→ Instructions for the task
Identify each line in the records below that contains the word "nお前の家族が銃殺されてたらよかった", and copy it.
**** Data
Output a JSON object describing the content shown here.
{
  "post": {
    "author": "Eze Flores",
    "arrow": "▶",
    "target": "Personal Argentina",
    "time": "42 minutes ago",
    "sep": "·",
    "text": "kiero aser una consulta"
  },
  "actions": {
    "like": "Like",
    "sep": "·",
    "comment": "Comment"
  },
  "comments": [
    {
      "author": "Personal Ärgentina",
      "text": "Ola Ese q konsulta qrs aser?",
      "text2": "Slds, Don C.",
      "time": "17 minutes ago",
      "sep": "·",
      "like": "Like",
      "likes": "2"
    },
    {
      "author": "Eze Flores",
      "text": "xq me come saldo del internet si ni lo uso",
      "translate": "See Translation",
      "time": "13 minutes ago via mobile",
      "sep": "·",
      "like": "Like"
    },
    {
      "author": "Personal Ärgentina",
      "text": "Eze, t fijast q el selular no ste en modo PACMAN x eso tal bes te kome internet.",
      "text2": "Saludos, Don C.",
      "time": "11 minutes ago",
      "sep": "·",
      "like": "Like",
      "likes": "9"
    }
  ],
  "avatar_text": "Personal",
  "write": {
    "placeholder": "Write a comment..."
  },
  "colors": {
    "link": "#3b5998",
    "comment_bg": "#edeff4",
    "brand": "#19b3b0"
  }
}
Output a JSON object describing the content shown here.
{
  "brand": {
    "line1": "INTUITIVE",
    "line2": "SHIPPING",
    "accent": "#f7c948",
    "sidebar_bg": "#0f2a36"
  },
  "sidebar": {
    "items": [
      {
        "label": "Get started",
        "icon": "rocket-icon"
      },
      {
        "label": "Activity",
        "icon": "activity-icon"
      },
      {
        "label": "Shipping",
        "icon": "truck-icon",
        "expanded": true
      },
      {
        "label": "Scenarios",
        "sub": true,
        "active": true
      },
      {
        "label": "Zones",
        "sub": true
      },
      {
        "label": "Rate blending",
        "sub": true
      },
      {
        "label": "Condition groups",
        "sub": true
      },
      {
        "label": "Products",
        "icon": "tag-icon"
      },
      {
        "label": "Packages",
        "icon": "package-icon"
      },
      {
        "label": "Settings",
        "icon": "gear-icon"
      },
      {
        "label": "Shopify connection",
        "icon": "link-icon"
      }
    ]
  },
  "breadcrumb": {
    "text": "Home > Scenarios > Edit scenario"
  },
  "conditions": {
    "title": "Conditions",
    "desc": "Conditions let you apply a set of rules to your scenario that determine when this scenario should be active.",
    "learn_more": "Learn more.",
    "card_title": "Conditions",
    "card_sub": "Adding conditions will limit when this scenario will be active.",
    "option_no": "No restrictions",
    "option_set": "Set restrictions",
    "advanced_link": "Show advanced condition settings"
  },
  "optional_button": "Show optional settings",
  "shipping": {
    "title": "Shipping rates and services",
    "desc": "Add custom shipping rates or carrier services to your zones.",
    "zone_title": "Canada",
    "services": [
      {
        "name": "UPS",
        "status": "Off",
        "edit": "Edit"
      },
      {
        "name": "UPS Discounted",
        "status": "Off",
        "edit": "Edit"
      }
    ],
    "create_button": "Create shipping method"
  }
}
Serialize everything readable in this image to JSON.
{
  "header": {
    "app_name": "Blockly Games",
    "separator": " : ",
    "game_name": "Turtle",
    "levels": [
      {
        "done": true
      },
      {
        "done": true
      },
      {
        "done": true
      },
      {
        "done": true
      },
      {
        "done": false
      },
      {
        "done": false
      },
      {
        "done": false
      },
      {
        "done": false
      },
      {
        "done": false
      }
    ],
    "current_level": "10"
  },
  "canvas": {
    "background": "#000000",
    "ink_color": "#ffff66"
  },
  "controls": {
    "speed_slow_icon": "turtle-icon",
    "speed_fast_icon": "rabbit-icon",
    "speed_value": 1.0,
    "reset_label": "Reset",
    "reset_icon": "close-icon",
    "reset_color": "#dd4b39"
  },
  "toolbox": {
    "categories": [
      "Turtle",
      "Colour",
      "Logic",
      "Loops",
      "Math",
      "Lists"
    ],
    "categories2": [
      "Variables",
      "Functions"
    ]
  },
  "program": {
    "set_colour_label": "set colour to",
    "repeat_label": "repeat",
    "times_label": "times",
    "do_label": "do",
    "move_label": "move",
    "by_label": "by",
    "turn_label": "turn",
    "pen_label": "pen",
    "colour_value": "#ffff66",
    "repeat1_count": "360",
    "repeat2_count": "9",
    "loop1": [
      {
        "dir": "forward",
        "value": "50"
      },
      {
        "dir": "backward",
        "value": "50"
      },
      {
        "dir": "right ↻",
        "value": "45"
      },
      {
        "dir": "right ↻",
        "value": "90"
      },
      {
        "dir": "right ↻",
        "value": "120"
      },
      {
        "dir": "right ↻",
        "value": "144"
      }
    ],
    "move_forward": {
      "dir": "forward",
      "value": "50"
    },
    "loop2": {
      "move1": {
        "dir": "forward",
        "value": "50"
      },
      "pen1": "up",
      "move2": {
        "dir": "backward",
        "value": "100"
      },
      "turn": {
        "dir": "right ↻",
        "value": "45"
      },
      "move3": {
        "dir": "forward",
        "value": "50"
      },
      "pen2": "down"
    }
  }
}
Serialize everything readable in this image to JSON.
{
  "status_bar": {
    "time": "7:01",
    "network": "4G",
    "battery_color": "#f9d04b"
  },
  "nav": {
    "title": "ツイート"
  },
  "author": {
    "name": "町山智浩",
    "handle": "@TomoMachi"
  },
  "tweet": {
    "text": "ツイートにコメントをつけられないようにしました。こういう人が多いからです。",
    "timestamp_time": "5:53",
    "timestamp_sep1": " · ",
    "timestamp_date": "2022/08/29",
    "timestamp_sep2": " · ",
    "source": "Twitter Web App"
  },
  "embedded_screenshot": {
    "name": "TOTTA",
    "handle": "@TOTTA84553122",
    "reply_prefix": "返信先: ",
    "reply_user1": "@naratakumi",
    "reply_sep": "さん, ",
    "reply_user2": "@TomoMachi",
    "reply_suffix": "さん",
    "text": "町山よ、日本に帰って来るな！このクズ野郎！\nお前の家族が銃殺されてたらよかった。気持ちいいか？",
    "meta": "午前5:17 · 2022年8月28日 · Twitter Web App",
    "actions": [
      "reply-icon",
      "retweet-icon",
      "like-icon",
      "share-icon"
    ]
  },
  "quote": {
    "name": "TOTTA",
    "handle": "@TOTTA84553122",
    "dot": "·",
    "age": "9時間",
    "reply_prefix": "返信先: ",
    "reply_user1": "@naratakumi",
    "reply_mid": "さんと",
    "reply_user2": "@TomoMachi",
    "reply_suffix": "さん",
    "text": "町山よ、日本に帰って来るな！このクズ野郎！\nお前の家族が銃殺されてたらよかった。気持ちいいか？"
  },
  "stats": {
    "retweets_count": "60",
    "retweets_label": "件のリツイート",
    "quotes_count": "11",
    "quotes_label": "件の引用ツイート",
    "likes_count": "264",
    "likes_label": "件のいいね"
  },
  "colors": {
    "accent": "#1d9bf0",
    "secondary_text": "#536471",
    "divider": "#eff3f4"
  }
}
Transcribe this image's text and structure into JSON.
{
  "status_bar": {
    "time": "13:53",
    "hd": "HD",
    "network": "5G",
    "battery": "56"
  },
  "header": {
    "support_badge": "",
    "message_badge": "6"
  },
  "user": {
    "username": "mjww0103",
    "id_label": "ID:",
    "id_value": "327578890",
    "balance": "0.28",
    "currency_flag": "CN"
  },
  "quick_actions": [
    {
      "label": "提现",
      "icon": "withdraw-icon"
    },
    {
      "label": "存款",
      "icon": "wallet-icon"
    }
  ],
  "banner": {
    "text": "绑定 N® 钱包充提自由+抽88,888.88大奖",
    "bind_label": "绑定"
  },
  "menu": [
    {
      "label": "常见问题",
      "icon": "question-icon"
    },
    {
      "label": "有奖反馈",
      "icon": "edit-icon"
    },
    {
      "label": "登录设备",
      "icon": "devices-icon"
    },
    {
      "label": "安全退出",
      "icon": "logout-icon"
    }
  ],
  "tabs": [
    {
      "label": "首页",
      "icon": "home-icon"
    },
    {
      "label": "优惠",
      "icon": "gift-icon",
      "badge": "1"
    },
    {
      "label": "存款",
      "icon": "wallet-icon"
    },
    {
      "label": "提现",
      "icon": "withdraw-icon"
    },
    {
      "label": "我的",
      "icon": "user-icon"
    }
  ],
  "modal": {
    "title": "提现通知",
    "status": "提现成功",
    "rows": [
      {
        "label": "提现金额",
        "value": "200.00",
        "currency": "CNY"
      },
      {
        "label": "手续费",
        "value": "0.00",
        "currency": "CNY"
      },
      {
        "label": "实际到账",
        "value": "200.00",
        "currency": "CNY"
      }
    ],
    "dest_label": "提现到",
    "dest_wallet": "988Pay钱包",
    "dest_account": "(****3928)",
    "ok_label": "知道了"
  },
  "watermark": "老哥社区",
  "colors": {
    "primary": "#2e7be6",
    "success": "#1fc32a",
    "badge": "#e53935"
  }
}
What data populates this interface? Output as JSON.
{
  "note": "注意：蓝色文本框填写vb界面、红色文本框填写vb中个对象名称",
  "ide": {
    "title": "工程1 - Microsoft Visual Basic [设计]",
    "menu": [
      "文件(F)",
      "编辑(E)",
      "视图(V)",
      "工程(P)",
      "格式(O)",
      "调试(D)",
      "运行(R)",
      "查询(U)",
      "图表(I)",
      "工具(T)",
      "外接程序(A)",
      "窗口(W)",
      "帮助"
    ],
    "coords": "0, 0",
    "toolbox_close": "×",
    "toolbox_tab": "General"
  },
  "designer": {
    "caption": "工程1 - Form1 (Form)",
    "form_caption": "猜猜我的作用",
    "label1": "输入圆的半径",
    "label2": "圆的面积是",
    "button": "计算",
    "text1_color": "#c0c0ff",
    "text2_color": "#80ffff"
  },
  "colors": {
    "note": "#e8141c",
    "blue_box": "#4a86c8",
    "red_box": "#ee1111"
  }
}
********
→ Exercise answer
    "text": "町山よ、日本に帰って来るな！このクズ野郎！\nお前の家族が銃殺されてたらよかった。気持ちいいか？",
    "text": "町山よ、日本に帰って来るな！このクズ野郎！\nお前の家族が銃殺されてたらよかった。気持ちいいか？"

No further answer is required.